By the third day, all effects of surprise were gone, as had the chances for a cavalry coup. Inevitably, German reinforcements were pouring into the area. Haig faced a decision to order Byng to press on, or pull back to a defensible position. Inevitably, he chose the former, and most of the battle’s 45,000 British casualties occurred in the next few days of brutal combat. By the 27th, one week in, the British had captured some 10,000 prisoners of war, and nearly 150 heavy guns. They had gained ground over a rectangular salient ten miles wide and six miles deep. But the men were exhausted, and vulnerable to counter attacks.
On 29th Marwitz, C-in-C of the German II Army, issued a rallying cry to his men to reverse the gains and “turn their embryonic victory into a defeat by an encircling attack”. The next morning at 7.30am the Germans surged on to both flanks of the British salient, employing storm troopers and gas attacks and overwhelming the improvised British defences. It was only a heroic defensive action in the centre by men of the 29th Division (who had also performed with distinction at Gallipoli and at the Somme) that prevented a rout. By the evening the 29th had managed a staged withdrawal from Masnières to la Vacqerie, linking with the British line on either side to form some sort of defensive front. Both sides were now exhausted, and after two further days of inconclusive local actions Haig bowed to the inevitable and shortened his line by drawing back from the Bourlon ridge areas, for which the men had fought so hard.
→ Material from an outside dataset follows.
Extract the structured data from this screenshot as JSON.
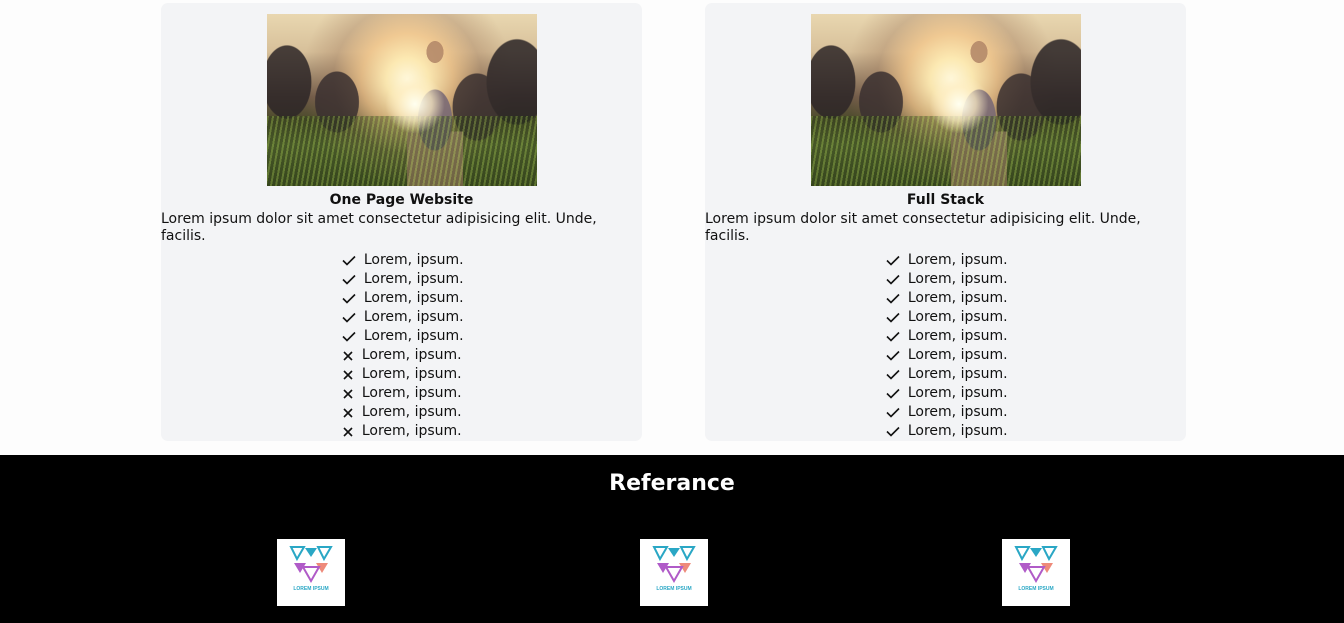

By 7th December the withdrawal had been achieved and the battle for Cambrai was over. The British held around one quarter of the area they had gained on days 1-3 – on a line from Flesquières to Ribecourt. At the northern end they were back at their starting point, and to the south of Gonnelieu they had actually been pushed back beyond their starting line by up to a mile.
The Battle of Cambrai was over by 8th December. Militarily it must be judged a score draw. Both sides had around 45.000 casualties. The British tanks had demonstrated their ability to break through the enemy’s strongest defence lines. But their lack of reserves and follow up resources (the cavalry were not quite up to it) enabled the Germans to respond devastatingly with their own innovations. It was a bittersweet ending to the last major action on the Western Front in 1917. The church bells had rung, but not for long.
* Cambrai was a historically important junction. A Roman road to the west linked to Bapaume 16 miles away (the strategic aim of the Somme campaign) and another to the east to Le Cateau (15 miles), the place of 2 Corps heroic stand on the Great Retreat in 1914)